My first visit to the Southwest was as part of an almost madcap journey from Annapolis to Ensenada, by way of Los Angeles on the way out and Tacoma on the way back -- 8,500 miles in 17 days, never exceeding 62 mph in the 1960 VW my friend Mike -- a fellow undergrad in geography -- drove mostly at night to avoid overheating. From midnight at Four Corners to the following midnight in Needles, the time we devoted to the great deserts was hardly adequate.
My second journey was just a few years later and also with fellow geography students, this time the bulk of my graduate cohort at Miami University. That is in Ohio, of course, Our department encouraged us to attend the annual meeting of the Association of American Geographers when it was held in Phoenix in April 1988
. This was in the days before universities would pay to fly students, and for some reason vans were not available. We somehow managed to rent two comfortable sedans -- new Oldsmobile Delta 88s -- for the occasion. These were local rentals, but with unlimited mileage.
We somehow pushed ourselves to get to Denver by evening -- slightly out of the way, but I had a beautiful calendar in my office with a photo that was helping to determine the route.
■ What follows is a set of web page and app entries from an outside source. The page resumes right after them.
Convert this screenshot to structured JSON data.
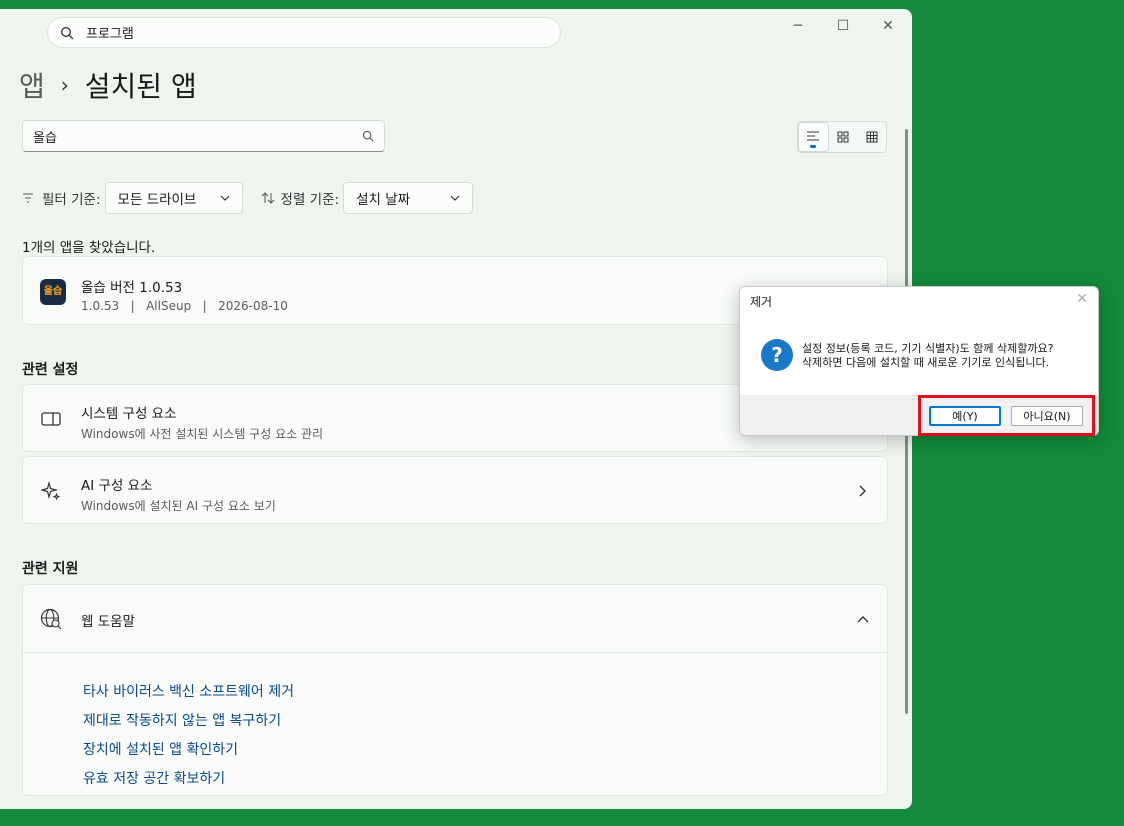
{
  "window": {
    "search_value": "프로그램",
    "controls": {
      "minimize": "─",
      "maximize": "☐",
      "close": "✕"
    }
  },
  "breadcrumb": {
    "root": "앱",
    "separator": "›",
    "current": "설치된 앱"
  },
  "app_search": {
    "value": "올습"
  },
  "filter": {
    "filter_label": "필터 기준:",
    "filter_value": "모든 드라이브",
    "sort_label": "정렬 기준:",
    "sort_value": "설치 날짜"
  },
  "result_text": "1개의 앱을 찾았습니다.",
  "app_item": {
    "icon_text": "올습",
    "name": "올습 버전 1.0.53",
    "details": "1.0.53   |   AllSeup   |   2026-08-10"
  },
  "related_settings": {
    "heading": "관련 설정",
    "items": [
      {
        "title": "시스템 구성 요소",
        "subtitle": "Windows에 사전 설치된 시스템 구성 요소 관리"
      },
      {
        "title": "AI 구성 요소",
        "subtitle": "Windows에 설치된 AI 구성 요소 보기"
      }
    ]
  },
  "related_support": {
    "heading": "관련 지원",
    "web_help": "웹 도움말",
    "links": [
      "타사 바이러스 백신 소프트웨어 제거",
      "제대로 작동하지 않는 앱 복구하기",
      "장치에 설치된 앱 확인하기",
      "유효 저장 공간 확보하기"
    ]
  },
  "dialog": {
    "title": "제거",
    "message_line1": "설정 정보(등록 코드, 기기 식별자)도 함께 삭제할까요?",
    "message_line2": "삭제하면 다음에 설치할 때 새로운 기기로 인식됩니다.",
    "yes_label": "예(Y)",
    "no_label": "아니요(N)",
    "icon_glyph": "?"
  },
  "colors": {
    "desktop": "#138a3c",
    "window_bg": "#eef5ef",
    "link": "#0b4a8c",
    "highlight": "#e0101f",
    "accent": "#0067c0"
  }
}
Despite white-out conditions on the Front Range, we pushed through to Moab, entered Arches National Park
through an unattended gate, and positioned ourselves to see the sun rise at the very arch I had shown the others on my calendar.
I have some lovely, old-school photos that perhaps I'll be inspired to digitize now that I am revisiting this journey. We very much enjoyed the sunrise and the park, and as budget-conscious graduate students, were not sad that we had missed the chance to pay admission. We very much enjoyed seeing the mule deer on our way in as well! We zipped down to Phoenix, a couple of days there more than doubling my desert experience.
My third visit to the Southwest was a bit more extensive, as my wife Pamela and I moved to Tucson for graduate school. Having kept our noses to the proverbial grindstone for most of our time in Ohio, we were determined to get to know this place a bit better, and did manage to explore much of Arizona
and a bit of the rest of the West while we were in residence in the early 1990s.
We recently had the privilege of reconnecting with writer Tom Miller
, from whose work I had learned so much about the Borderlands and Cuba. Since his visit to Bridgewater, I read Revenge of the Saguaro
, his eclectic and delightful collection of essays about topics both new and familiar.
Miller's exploration of its New Mexico setting inspired me to watch The Milagro Beanfield War
for the first time in many years, and to share it with students in my summer class on Latin America. His chapter about Edward Abbey reminded me that I had somehow gotten out of Arizona without actually having read Desert Solitaire
, which is part memoir of his time as a ranger in Arches and part call-to-arms for the protection of public lands in the West.
In many ways, this 1968 work is the Bible of the Southwest environment, and I was like a church-goer who absorbs a good bit of scripture through osmosis. When I finally started reading this remarkable work last week, it was immediately familiar. That sensation arises in part from my own time spent in similar landscapes, but is more importantly related to his masterfully conversational writing style and most of all an indicator of how deeply he effected many of the people I had the privilege to know and study with during my Tucson days.
When he first arrived at the Park -- it was then still a National Monument -- Abbey was given responsibility for a truly astounding amount of territory, and supplied with a modest vehicle and a more modest trailer. He was worried about mice in the trailer, but not for the reasons I would be. He understood that mice would attract rattlesnakes, and his fears were realized early one morning as he sat on his doorstep and noticed one just behind his bare feet. What to do?
"There's a revolver inside the trailer, a huge British Webley .45, loaded, but it's out of reach. Even if I had it in my hands I'd hesitate to blast a fellow creature at such close range, shooting between my own legs at a living target flat on solid rock thirty inches away. It would be like murder, and where would I set my coffee?"
I admire the sincere depth of his ethical ruminations, the patience and cleverness that get him out of this particular pickle, and of course his devotion to my favorite beverage
-- though I have no illusions that his coffee is organic, ethically traded, or even palatable.
Note: The title of this post is a play on another environmental work that I did read; in fact
Encounters with the Archdruid (one word) was the very first environmental book I read, unless the "have dominion over the Earth" passage in Genesis is counted. As I mentioned in my Old River Control post over two years ago, I really should write something about that particular Archdruid and my encounters with him.